Newcomb was a CTBA member since 1981 and was the breeder of Unbridled Slew, whom he sold for $190,000 at the 2005 Keeneland September Yearling Sale and who then sold to Darley for a record price for a California-bred ever of $2.5 million at the following year’s Barretts May Sale of Two-Year-Olds in Training.
Newcomb owned Walking G Ranch in Taylorsville, where the self-proclaimed “lifetime cowboy” also conducted boys and girls camps.
He was born in 1929 in Newport, Rhode Island. He comes from a long line of entrepreneurs. His maternal great- grandfather had a gravel company and a fleet of work horses. He was well known in Newport as the road maker. His maternal grandfather built and ran a restaurant and distillery which provided him with capital to invest in horses. His father owned and operated a fishery.
Entrepreneur refers to someone who attempts to profit through risk and initiative. This defines Dave from birth to death. He started selling eggs as a young boy and by the time he was 10 he had a thriving horse boarding business on their family estate. He remembered vividly being asked, as an eight year old, by a librarian what he wanted to do when he grew up to which he answered, “I am going to have a horse ranch out West”. He recalled she laughed at him and he thought to himself, “I will do it!” Seventy-six years later Dave died on his horse ranch out west.
As a young child, Dave’s favorite pastime was to go to the stockyards and watch the horses from Indiana being unloaded by the train car loads. His sister tells of how Dave challenged the police officer who patrolled the Newport Beaches on horseback to a race. Although he was on a pony, Dave out ran the police. This began a lifelong career of raising race horses. Many in Newport remembered him as the boy who played Polo bareback on a horse so well trained there was no need for a bridle.
Dave joined the paratroopers at age sixteen. He explained he did this because he had business ideas and his mother would not let him have free rein. Shortly after returning from Japan, where he was stationed at the end of WW II, Dave left for Utah to attend college. After Utah, Dave went to Jackson Hole, Wyoming and Prescott, Arizona where he worked galloping race horses. During this time Dave purchased his first stud horse, Shamrock, and a mare named, Gentle Annie. He traveled from job to job with his horses and became known as the Gypsy. When it came time to choose his brand and a name for the ranch, he chose the Walking G.
His gypsy days ended when, after having traveled through the West, he came to Indian Valley in 1951. He said he had found his heaven on earth. The ranch they discovered was out on a dirt road. The valley had no telephone coverage at that time. Dave, Mary Ann and their three children lived in a log cabin. It was years before Dave could make a living off the ranch. He started working in the woods and was described by the other loggers as a hard worker who would take on any job and do it well. In the weeks leading up to his death he reminisced about the camaraderie among the loggers, telling of how once, when injured on the job, the entire crew came to see him in the hospital.
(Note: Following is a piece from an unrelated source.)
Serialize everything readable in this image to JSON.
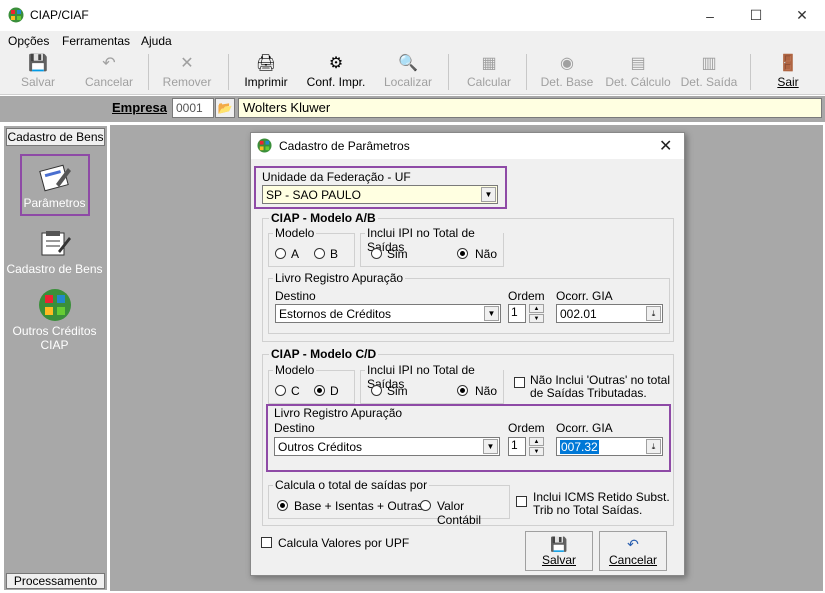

He appeared to be genetically predisposed to building roads; he was described by fellow workers as the best grader operator in the woods. In the winter months when the woods shut down, he delivered milk to neighbors, sold Christmas trees and drove a gravel truck.